Web page and app entries
= = = = =
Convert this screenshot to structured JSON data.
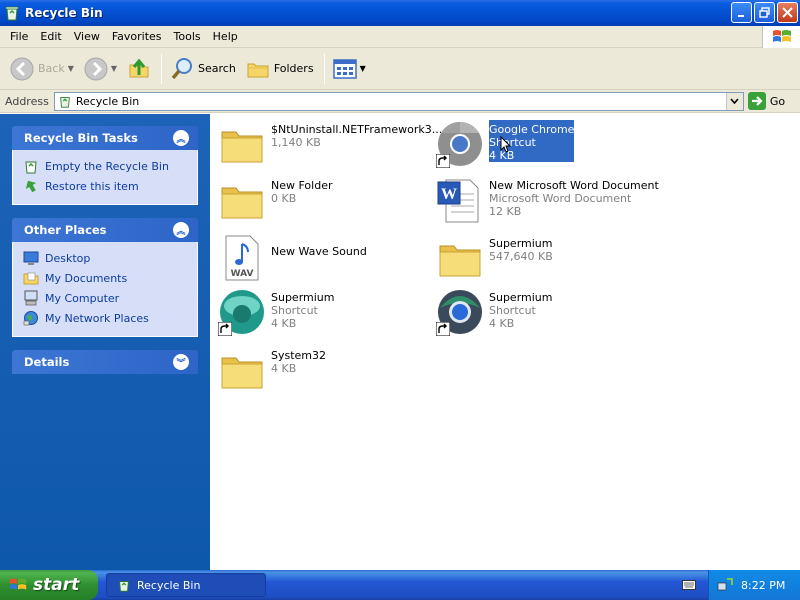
{
  "window": {
    "title": "Recycle Bin"
  },
  "menubar": {
    "items": [
      "File",
      "Edit",
      "View",
      "Favorites",
      "Tools",
      "Help"
    ]
  },
  "toolbar": {
    "back_label": "Back",
    "search_label": "Search",
    "folders_label": "Folders"
  },
  "address": {
    "label": "Address",
    "value": "Recycle Bin",
    "go_label": "Go"
  },
  "tasks_panel": {
    "title": "Recycle Bin Tasks",
    "links": [
      "Empty the Recycle Bin",
      "Restore this item"
    ]
  },
  "places_panel": {
    "title": "Other Places",
    "links": [
      "Desktop",
      "My Documents",
      "My Computer",
      "My Network Places"
    ]
  },
  "details_panel": {
    "title": "Details"
  },
  "files": [
    {
      "name": "$NtUninstall.NETFramework3....",
      "sub": "",
      "size": "1,140 KB",
      "icon": "folder-icon"
    },
    {
      "name": "Google Chrome",
      "sub": "Shortcut",
      "size": "4 KB",
      "icon": "chrome-icon",
      "selected": true
    },
    {
      "name": "New Folder",
      "sub": "",
      "size": "0 KB",
      "icon": "folder-icon"
    },
    {
      "name": "New Microsoft Word Document",
      "sub": "Microsoft Word Document",
      "size": "12 KB",
      "icon": "word-document-icon"
    },
    {
      "name": "New Wave Sound",
      "sub": "",
      "size": "",
      "icon": "wav-file-icon"
    },
    {
      "name": "Supermium",
      "sub": "",
      "size": "547,640 KB",
      "icon": "folder-icon"
    },
    {
      "name": "Supermium",
      "sub": "Shortcut",
      "size": "4 KB",
      "icon": "supermium-teal-icon"
    },
    {
      "name": "Supermium",
      "sub": "Shortcut",
      "size": "4 KB",
      "icon": "supermium-blue-icon"
    },
    {
      "name": "System32",
      "sub": "",
      "size": "4 KB",
      "icon": "folder-icon"
    }
  ],
  "taskbar": {
    "start_label": "start",
    "task_label": "Recycle Bin",
    "clock": "8:22 PM"
  }
}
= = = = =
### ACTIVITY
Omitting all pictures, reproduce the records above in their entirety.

### WRITTEN SOLUTION
Convert this screenshot to structured JSON data.
{
  "window": {
    "title": "Recycle Bin"
  },
  "menubar": {
    "items": [
      "File",
      "Edit",
      "View",
      "Favorites",
      "Tools",
      "Help"
    ]
  },
  "toolbar": {
    "back_label": "Back",
    "search_label": "Search",
    "folders_label": "Folders"
  },
  "address": {
    "label": "Address",
    "value": "Recycle Bin",
    "go_label": "Go"
  },
  "tasks_panel": {
    "title": "Recycle Bin Tasks",
    "links": [
      "Empty the Recycle Bin",
      "Restore this item"
    ]
  },
  "places_panel": {
    "title": "Other Places",
    "links": [
      "Desktop",
      "My Documents",
      "My Computer",
      "My Network Places"
    ]
  },
  "details_panel": {
    "title": "Details"
  },
  "files": [
    {
      "name": "$NtUninstall.NETFramework3....",
      "sub": "",
      "size": "1,140 KB",
      "icon": "folder-icon"
    },
    {
      "name": "Google Chrome",
      "sub": "Shortcut",
      "size": "4 KB",
      "icon": "chrome-icon",
      "selected": true
    },
    {
      "name": "New Folder",
      "sub": "",
      "size": "0 KB",
      "icon": "folder-icon"
    },
    {
      "name": "New Microsoft Word Document",
      "sub": "Microsoft Word Document",
      "size": "12 KB",
      "icon": "word-document-icon"
    },
    {
      "name": "New Wave Sound",
      "sub": "",
      "size": "",
      "icon": "wav-file-icon"
    },
    {
      "name": "Supermium",
      "sub": "",
      "size": "547,640 KB",
      "icon": "folder-icon"
    },
    {
      "name": "Supermium",
      "sub": "Shortcut",
      "size": "4 KB",
      "icon": "supermium-teal-icon"
    },
    {
      "name": "Supermium",
      "sub": "Shortcut",
      "size": "4 KB",
      "icon": "supermium-blue-icon"
    },
    {
      "name": "System32",
      "sub": "",
      "size": "4 KB",
      "icon": "folder-icon"
    }
  ],
  "taskbar": {
    "start_label": "start",
    "task_label": "Recycle Bin",
    "clock": "8:22 PM"
  }
}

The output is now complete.